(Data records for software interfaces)
□ □ □ □
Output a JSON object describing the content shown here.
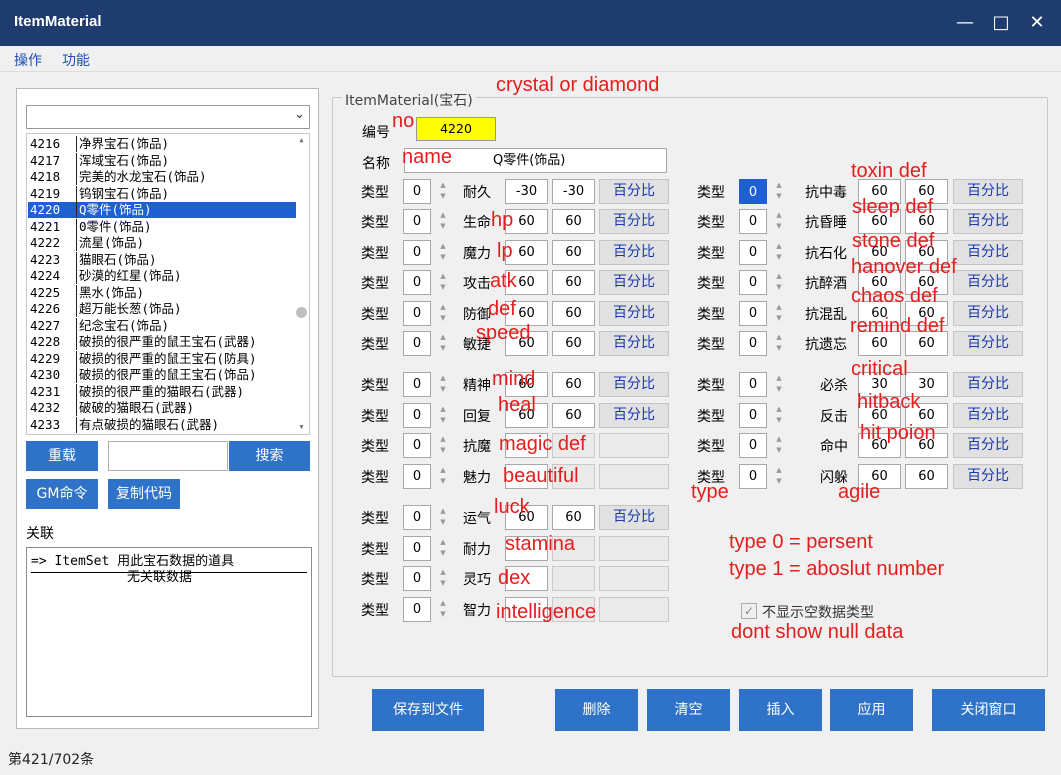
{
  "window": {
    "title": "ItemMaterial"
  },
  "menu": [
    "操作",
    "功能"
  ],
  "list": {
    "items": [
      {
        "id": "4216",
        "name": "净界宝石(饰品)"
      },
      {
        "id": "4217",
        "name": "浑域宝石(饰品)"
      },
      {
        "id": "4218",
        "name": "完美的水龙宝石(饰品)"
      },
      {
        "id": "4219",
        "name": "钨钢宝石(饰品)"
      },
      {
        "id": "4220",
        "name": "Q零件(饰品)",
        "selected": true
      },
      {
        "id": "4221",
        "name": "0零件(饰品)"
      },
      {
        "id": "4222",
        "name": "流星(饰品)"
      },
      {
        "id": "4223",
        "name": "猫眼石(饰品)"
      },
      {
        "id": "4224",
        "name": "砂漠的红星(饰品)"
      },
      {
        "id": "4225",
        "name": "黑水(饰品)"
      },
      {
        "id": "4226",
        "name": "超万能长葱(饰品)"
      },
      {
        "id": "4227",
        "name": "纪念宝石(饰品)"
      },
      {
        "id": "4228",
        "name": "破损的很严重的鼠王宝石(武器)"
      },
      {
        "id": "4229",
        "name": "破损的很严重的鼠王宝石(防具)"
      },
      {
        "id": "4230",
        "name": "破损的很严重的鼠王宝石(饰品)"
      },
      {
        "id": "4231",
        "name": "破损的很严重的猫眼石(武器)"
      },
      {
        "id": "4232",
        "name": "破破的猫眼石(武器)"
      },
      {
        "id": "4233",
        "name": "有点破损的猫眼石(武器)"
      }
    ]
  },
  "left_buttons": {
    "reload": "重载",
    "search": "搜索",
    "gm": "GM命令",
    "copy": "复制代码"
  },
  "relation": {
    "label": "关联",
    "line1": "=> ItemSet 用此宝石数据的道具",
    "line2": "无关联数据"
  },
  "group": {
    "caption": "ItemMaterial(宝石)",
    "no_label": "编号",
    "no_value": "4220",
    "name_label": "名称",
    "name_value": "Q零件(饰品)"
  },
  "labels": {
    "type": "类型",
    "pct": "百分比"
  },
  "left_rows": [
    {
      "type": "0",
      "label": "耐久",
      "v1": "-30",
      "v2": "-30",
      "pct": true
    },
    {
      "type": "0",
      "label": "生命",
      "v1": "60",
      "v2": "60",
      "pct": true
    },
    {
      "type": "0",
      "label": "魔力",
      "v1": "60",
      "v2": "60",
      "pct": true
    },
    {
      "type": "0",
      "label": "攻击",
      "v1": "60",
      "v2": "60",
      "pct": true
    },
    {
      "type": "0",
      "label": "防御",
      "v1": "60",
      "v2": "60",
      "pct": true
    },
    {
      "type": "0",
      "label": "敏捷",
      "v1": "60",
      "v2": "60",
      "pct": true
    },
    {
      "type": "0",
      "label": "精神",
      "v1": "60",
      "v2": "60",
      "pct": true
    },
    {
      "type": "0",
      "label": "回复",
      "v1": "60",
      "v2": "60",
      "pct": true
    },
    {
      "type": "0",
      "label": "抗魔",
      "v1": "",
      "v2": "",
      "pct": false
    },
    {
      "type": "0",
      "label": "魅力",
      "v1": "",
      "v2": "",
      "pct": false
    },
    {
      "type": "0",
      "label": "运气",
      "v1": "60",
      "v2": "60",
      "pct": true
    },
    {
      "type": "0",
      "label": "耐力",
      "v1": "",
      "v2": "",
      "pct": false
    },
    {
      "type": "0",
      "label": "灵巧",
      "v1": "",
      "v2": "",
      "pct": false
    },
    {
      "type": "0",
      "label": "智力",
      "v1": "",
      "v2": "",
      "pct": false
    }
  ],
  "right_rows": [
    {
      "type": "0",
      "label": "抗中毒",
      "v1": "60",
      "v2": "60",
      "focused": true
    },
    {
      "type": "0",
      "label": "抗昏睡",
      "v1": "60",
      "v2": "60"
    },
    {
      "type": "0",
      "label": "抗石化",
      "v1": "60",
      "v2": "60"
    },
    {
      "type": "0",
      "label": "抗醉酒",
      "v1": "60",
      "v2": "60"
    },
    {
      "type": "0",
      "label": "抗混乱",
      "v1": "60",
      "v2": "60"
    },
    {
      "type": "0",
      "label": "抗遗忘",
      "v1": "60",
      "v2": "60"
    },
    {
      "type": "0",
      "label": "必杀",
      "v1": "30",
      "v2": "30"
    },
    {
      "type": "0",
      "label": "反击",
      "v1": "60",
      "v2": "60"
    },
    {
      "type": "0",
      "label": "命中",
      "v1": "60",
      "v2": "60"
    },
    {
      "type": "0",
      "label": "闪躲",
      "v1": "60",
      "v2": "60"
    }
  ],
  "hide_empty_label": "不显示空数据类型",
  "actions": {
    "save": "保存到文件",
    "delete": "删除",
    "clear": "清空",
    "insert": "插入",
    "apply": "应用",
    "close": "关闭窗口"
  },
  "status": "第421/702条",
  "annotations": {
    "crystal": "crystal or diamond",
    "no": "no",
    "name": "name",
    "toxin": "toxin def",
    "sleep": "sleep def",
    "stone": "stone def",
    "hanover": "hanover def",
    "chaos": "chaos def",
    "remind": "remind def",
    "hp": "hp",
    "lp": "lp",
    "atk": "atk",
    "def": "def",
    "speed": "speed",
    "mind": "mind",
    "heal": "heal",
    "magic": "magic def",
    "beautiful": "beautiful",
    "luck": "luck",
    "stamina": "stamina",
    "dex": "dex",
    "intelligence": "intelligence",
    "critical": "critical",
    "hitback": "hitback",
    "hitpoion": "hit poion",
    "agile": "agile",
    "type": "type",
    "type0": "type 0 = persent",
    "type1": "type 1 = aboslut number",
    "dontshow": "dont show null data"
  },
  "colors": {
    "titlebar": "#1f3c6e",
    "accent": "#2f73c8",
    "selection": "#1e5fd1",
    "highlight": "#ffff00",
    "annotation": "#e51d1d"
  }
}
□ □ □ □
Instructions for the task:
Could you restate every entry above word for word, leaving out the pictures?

Response to this exercise:
Output a JSON object describing the content shown here.
{
  "window": {
    "title": "ItemMaterial"
  },
  "menu": [
    "操作",
    "功能"
  ],
  "list": {
    "items": [
      {
        "id": "4216",
        "name": "净界宝石(饰品)"
      },
      {
        "id": "4217",
        "name": "浑域宝石(饰品)"
      },
      {
        "id": "4218",
        "name": "完美的水龙宝石(饰品)"
      },
      {
        "id": "4219",
        "name": "钨钢宝石(饰品)"
      },
      {
        "id": "4220",
        "name": "Q零件(饰品)",
        "selected": true
      },
      {
        "id": "4221",
        "name": "0零件(饰品)"
      },
      {
        "id": "4222",
        "name": "流星(饰品)"
      },
      {
        "id": "4223",
        "name": "猫眼石(饰品)"
      },
      {
        "id": "4224",
        "name": "砂漠的红星(饰品)"
      },
      {
        "id": "4225",
        "name": "黑水(饰品)"
      },
      {
        "id": "4226",
        "name": "超万能长葱(饰品)"
      },
      {
        "id": "4227",
        "name": "纪念宝石(饰品)"
      },
      {
        "id": "4228",
        "name": "破损的很严重的鼠王宝石(武器)"
      },
      {
        "id": "4229",
        "name": "破损的很严重的鼠王宝石(防具)"
      },
      {
        "id": "4230",
        "name": "破损的很严重的鼠王宝石(饰品)"
      },
      {
        "id": "4231",
        "name": "破损的很严重的猫眼石(武器)"
      },
      {
        "id": "4232",
        "name": "破破的猫眼石(武器)"
      },
      {
        "id": "4233",
        "name": "有点破损的猫眼石(武器)"
      }
    ]
  },
  "left_buttons": {
    "reload": "重载",
    "search": "搜索",
    "gm": "GM命令",
    "copy": "复制代码"
  },
  "relation": {
    "label": "关联",
    "line1": "=> ItemSet 用此宝石数据的道具",
    "line2": "无关联数据"
  },
  "group": {
    "caption": "ItemMaterial(宝石)",
    "no_label": "编号",
    "no_value": "4220",
    "name_label": "名称",
    "name_value": "Q零件(饰品)"
  },
  "labels": {
    "type": "类型",
    "pct": "百分比"
  },
  "left_rows": [
    {
      "type": "0",
      "label": "耐久",
      "v1": "-30",
      "v2": "-30",
      "pct": true
    },
    {
      "type": "0",
      "label": "生命",
      "v1": "60",
      "v2": "60",
      "pct": true
    },
    {
      "type": "0",
      "label": "魔力",
      "v1": "60",
      "v2": "60",
      "pct": true
    },
    {
      "type": "0",
      "label": "攻击",
      "v1": "60",
      "v2": "60",
      "pct": true
    },
    {
      "type": "0",
      "label": "防御",
      "v1": "60",
      "v2": "60",
      "pct": true
    },
    {
      "type": "0",
      "label": "敏捷",
      "v1": "60",
      "v2": "60",
      "pct": true
    },
    {
      "type": "0",
      "label": "精神",
      "v1": "60",
      "v2": "60",
      "pct": true
    },
    {
      "type": "0",
      "label": "回复",
      "v1": "60",
      "v2": "60",
      "pct": true
    },
    {
      "type": "0",
      "label": "抗魔",
      "v1": "",
      "v2": "",
      "pct": false
    },
    {
      "type": "0",
      "label": "魅力",
      "v1": "",
      "v2": "",
      "pct": false
    },
    {
      "type": "0",
      "label": "运气",
      "v1": "60",
      "v2": "60",
      "pct": true
    },
    {
      "type": "0",
      "label": "耐力",
      "v1": "",
      "v2": "",
      "pct": false
    },
    {
      "type": "0",
      "label": "灵巧",
      "v1": "",
      "v2": "",
      "pct": false
    },
    {
      "type": "0",
      "label": "智力",
      "v1": "",
      "v2": "",
      "pct": false
    }
  ],
  "right_rows": [
    {
      "type": "0",
      "label": "抗中毒",
      "v1": "60",
      "v2": "60",
      "focused": true
    },
    {
      "type": "0",
      "label": "抗昏睡",
      "v1": "60",
      "v2": "60"
    },
    {
      "type": "0",
      "label": "抗石化",
      "v1": "60",
      "v2": "60"
    },
    {
      "type": "0",
      "label": "抗醉酒",
      "v1": "60",
      "v2": "60"
    },
    {
      "type": "0",
      "label": "抗混乱",
      "v1": "60",
      "v2": "60"
    },
    {
      "type": "0",
      "label": "抗遗忘",
      "v1": "60",
      "v2": "60"
    },
    {
      "type": "0",
      "label": "必杀",
      "v1": "30",
      "v2": "30"
    },
    {
      "type": "0",
      "label": "反击",
      "v1": "60",
      "v2": "60"
    },
    {
      "type": "0",
      "label": "命中",
      "v1": "60",
      "v2": "60"
    },
    {
      "type": "0",
      "label": "闪躲",
      "v1": "60",
      "v2": "60"
    }
  ],
  "hide_empty_label": "不显示空数据类型",
  "actions": {
    "save": "保存到文件",
    "delete": "删除",
    "clear": "清空",
    "insert": "插入",
    "apply": "应用",
    "close": "关闭窗口"
  },
  "status": "第421/702条",
  "annotations": {
    "crystal": "crystal or diamond",
    "no": "no",
    "name": "name",
    "toxin": "toxin def",
    "sleep": "sleep def",
    "stone": "stone def",
    "hanover": "hanover def",
    "chaos": "chaos def",
    "remind": "remind def",
    "hp": "hp",
    "lp": "lp",
    "atk": "atk",
    "def": "def",
    "speed": "speed",
    "mind": "mind",
    "heal": "heal",
    "magic": "magic def",
    "beautiful": "beautiful",
    "luck": "luck",
    "stamina": "stamina",
    "dex": "dex",
    "intelligence": "intelligence",
    "critical": "critical",
    "hitback": "hitback",
    "hitpoion": "hit poion",
    "agile": "agile",
    "type": "type",
    "type0": "type 0 = persent",
    "type1": "type 1 = aboslut number",
    "dontshow": "dont show null data"
  },
  "colors": {
    "titlebar": "#1f3c6e",
    "accent": "#2f73c8",
    "selection": "#1e5fd1",
    "highlight": "#ffff00",
    "annotation": "#e51d1d"
  }
}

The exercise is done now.